Top of Entries provided
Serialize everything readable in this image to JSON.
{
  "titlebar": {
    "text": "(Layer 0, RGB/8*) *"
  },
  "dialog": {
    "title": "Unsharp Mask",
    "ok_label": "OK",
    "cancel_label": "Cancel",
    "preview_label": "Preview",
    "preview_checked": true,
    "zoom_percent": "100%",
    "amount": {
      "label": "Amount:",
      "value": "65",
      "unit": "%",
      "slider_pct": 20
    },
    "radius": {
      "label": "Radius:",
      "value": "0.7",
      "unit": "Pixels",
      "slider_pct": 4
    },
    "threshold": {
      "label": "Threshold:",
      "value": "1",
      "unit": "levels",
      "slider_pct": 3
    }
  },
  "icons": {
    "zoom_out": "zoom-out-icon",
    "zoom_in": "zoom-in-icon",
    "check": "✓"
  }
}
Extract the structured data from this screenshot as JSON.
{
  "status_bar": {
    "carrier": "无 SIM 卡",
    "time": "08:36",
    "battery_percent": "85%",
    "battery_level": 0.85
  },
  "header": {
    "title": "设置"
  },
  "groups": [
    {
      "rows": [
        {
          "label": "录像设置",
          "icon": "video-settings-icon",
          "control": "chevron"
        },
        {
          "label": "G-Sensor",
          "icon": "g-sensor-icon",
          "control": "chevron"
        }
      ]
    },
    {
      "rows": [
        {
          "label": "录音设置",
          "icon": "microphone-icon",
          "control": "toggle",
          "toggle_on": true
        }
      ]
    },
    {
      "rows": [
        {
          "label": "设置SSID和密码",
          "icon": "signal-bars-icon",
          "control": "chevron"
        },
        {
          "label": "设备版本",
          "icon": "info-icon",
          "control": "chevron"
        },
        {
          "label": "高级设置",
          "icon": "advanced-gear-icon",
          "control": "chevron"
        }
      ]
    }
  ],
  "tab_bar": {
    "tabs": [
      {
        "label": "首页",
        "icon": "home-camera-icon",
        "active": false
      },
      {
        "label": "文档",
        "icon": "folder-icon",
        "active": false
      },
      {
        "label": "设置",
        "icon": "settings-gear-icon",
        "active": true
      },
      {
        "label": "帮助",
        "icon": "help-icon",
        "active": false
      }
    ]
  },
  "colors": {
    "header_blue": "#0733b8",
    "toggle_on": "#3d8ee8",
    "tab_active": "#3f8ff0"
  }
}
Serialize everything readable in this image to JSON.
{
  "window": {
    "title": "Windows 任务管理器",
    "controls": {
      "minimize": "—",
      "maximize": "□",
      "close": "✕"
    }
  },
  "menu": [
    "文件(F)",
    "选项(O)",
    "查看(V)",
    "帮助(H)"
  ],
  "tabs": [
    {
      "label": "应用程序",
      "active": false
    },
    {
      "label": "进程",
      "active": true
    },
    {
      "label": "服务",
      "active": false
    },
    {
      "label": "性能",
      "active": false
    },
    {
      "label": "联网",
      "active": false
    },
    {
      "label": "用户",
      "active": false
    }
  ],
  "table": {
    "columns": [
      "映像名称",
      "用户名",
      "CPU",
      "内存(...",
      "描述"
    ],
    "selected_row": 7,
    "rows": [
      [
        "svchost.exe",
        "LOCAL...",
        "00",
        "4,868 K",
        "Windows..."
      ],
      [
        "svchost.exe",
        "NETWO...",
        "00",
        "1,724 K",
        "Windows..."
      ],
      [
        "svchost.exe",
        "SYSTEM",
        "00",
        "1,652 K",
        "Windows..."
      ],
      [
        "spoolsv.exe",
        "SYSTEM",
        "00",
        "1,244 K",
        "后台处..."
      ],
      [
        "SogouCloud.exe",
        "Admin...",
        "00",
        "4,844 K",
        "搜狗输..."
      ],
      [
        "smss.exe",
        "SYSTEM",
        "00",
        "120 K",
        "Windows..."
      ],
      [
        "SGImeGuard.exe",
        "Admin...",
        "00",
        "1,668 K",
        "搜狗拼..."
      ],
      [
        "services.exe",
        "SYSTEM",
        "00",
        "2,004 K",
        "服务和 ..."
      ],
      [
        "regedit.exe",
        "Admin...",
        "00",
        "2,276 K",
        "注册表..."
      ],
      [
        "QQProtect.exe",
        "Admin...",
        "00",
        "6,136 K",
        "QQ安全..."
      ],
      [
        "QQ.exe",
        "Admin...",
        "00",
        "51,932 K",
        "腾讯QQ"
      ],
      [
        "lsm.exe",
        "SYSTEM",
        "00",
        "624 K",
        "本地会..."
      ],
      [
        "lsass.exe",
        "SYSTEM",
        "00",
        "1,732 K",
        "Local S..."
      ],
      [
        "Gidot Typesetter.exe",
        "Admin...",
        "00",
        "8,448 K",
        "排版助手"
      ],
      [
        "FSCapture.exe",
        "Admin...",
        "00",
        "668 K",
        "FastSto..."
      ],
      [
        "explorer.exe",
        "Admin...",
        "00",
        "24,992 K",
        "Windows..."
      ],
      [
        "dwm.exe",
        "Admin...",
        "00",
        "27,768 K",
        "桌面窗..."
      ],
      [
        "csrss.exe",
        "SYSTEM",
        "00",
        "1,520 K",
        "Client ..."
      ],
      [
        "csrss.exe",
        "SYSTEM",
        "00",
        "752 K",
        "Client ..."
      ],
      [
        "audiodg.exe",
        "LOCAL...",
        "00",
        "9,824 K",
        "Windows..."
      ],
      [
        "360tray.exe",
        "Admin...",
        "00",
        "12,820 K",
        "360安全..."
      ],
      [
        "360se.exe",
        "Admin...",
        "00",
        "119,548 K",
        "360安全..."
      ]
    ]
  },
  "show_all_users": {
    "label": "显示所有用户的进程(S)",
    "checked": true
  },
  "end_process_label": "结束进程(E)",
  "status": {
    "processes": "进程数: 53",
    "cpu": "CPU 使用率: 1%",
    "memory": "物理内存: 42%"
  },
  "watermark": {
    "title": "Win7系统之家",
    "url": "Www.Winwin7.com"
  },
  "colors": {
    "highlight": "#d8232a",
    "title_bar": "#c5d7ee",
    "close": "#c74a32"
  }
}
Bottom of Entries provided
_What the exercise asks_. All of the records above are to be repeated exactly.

_Output of the task_.
Serialize everything readable in this image to JSON.
{
  "titlebar": {
    "text": "(Layer 0, RGB/8*) *"
  },
  "dialog": {
    "title": "Unsharp Mask",
    "ok_label": "OK",
    "cancel_label": "Cancel",
    "preview_label": "Preview",
    "preview_checked": true,
    "zoom_percent": "100%",
    "amount": {
      "label": "Amount:",
      "value": "65",
      "unit": "%",
      "slider_pct": 20
    },
    "radius": {
      "label": "Radius:",
      "value": "0.7",
      "unit": "Pixels",
      "slider_pct": 4
    },
    "threshold": {
      "label": "Threshold:",
      "value": "1",
      "unit": "levels",
      "slider_pct": 3
    }
  },
  "icons": {
    "zoom_out": "zoom-out-icon",
    "zoom_in": "zoom-in-icon",
    "check": "✓"
  }
}
Extract the structured data from this screenshot as JSON.
{
  "status_bar": {
    "carrier": "无 SIM 卡",
    "time": "08:36",
    "battery_percent": "85%",
    "battery_level": 0.85
  },
  "header": {
    "title": "设置"
  },
  "groups": [
    {
      "rows": [
        {
          "label": "录像设置",
          "icon": "video-settings-icon",
          "control": "chevron"
        },
        {
          "label": "G-Sensor",
          "icon": "g-sensor-icon",
          "control": "chevron"
        }
      ]
    },
    {
      "rows": [
        {
          "label": "录音设置",
          "icon": "microphone-icon",
          "control": "toggle",
          "toggle_on": true
        }
      ]
    },
    {
      "rows": [
        {
          "label": "设置SSID和密码",
          "icon": "signal-bars-icon",
          "control": "chevron"
        },
        {
          "label": "设备版本",
          "icon": "info-icon",
          "control": "chevron"
        },
        {
          "label": "高级设置",
          "icon": "advanced-gear-icon",
          "control": "chevron"
        }
      ]
    }
  ],
  "tab_bar": {
    "tabs": [
      {
        "label": "首页",
        "icon": "home-camera-icon",
        "active": false
      },
      {
        "label": "文档",
        "icon": "folder-icon",
        "active": false
      },
      {
        "label": "设置",
        "icon": "settings-gear-icon",
        "active": true
      },
      {
        "label": "帮助",
        "icon": "help-icon",
        "active": false
      }
    ]
  },
  "colors": {
    "header_blue": "#0733b8",
    "toggle_on": "#3d8ee8",
    "tab_active": "#3f8ff0"
  }
}
Serialize everything readable in this image to JSON.
{
  "window": {
    "title": "Windows 任务管理器",
    "controls": {
      "minimize": "—",
      "maximize": "□",
      "close": "✕"
    }
  },
  "menu": [
    "文件(F)",
    "选项(O)",
    "查看(V)",
    "帮助(H)"
  ],
  "tabs": [
    {
      "label": "应用程序",
      "active": false
    },
    {
      "label": "进程",
      "active": true
    },
    {
      "label": "服务",
      "active": false
    },
    {
      "label": "性能",
      "active": false
    },
    {
      "label": "联网",
      "active": false
    },
    {
      "label": "用户",
      "active": false
    }
  ],
  "table": {
    "columns": [
      "映像名称",
      "用户名",
      "CPU",
      "内存(...",
      "描述"
    ],
    "selected_row": 7,
    "rows": [
      [
        "svchost.exe",
        "LOCAL...",
        "00",
        "4,868 K",
        "Windows..."
      ],
      [
        "svchost.exe",
        "NETWO...",
        "00",
        "1,724 K",
        "Windows..."
      ],
      [
        "svchost.exe",
        "SYSTEM",
        "00",
        "1,652 K",
        "Windows..."
      ],
      [
        "spoolsv.exe",
        "SYSTEM",
        "00",
        "1,244 K",
        "后台处..."
      ],
      [
        "SogouCloud.exe",
        "Admin...",
        "00",
        "4,844 K",
        "搜狗输..."
      ],
      [
        "smss.exe",
        "SYSTEM",
        "00",
        "120 K",
        "Windows..."
      ],
      [
        "SGImeGuard.exe",
        "Admin...",
        "00",
        "1,668 K",
        "搜狗拼..."
      ],
      [
        "services.exe",
        "SYSTEM",
        "00",
        "2,004 K",
        "服务和 ..."
      ],
      [
        "regedit.exe",
        "Admin...",
        "00",
        "2,276 K",
        "注册表..."
      ],
      [
        "QQProtect.exe",
        "Admin...",
        "00",
        "6,136 K",
        "QQ安全..."
      ],
      [
        "QQ.exe",
        "Admin...",
        "00",
        "51,932 K",
        "腾讯QQ"
      ],
      [
        "lsm.exe",
        "SYSTEM",
        "00",
        "624 K",
        "本地会..."
      ],
      [
        "lsass.exe",
        "SYSTEM",
        "00",
        "1,732 K",
        "Local S..."
      ],
      [
        "Gidot Typesetter.exe",
        "Admin...",
        "00",
        "8,448 K",
        "排版助手"
      ],
      [
        "FSCapture.exe",
        "Admin...",
        "00",
        "668 K",
        "FastSto..."
      ],
      [
        "explorer.exe",
        "Admin...",
        "00",
        "24,992 K",
        "Windows..."
      ],
      [
        "dwm.exe",
        "Admin...",
        "00",
        "27,768 K",
        "桌面窗..."
      ],
      [
        "csrss.exe",
        "SYSTEM",
        "00",
        "1,520 K",
        "Client ..."
      ],
      [
        "csrss.exe",
        "SYSTEM",
        "00",
        "752 K",
        "Client ..."
      ],
      [
        "audiodg.exe",
        "LOCAL...",
        "00",
        "9,824 K",
        "Windows..."
      ],
      [
        "360tray.exe",
        "Admin...",
        "00",
        "12,820 K",
        "360安全..."
      ],
      [
        "360se.exe",
        "Admin...",
        "00",
        "119,548 K",
        "360安全..."
      ]
    ]
  },
  "show_all_users": {
    "label": "显示所有用户的进程(S)",
    "checked": true
  },
  "end_process_label": "结束进程(E)",
  "status": {
    "processes": "进程数: 53",
    "cpu": "CPU 使用率: 1%",
    "memory": "物理内存: 42%"
  },
  "watermark": {
    "title": "Win7系统之家",
    "url": "Www.Winwin7.com"
  },
  "colors": {
    "highlight": "#d8232a",
    "title_bar": "#c5d7ee",
    "close": "#c74a32"
  }
}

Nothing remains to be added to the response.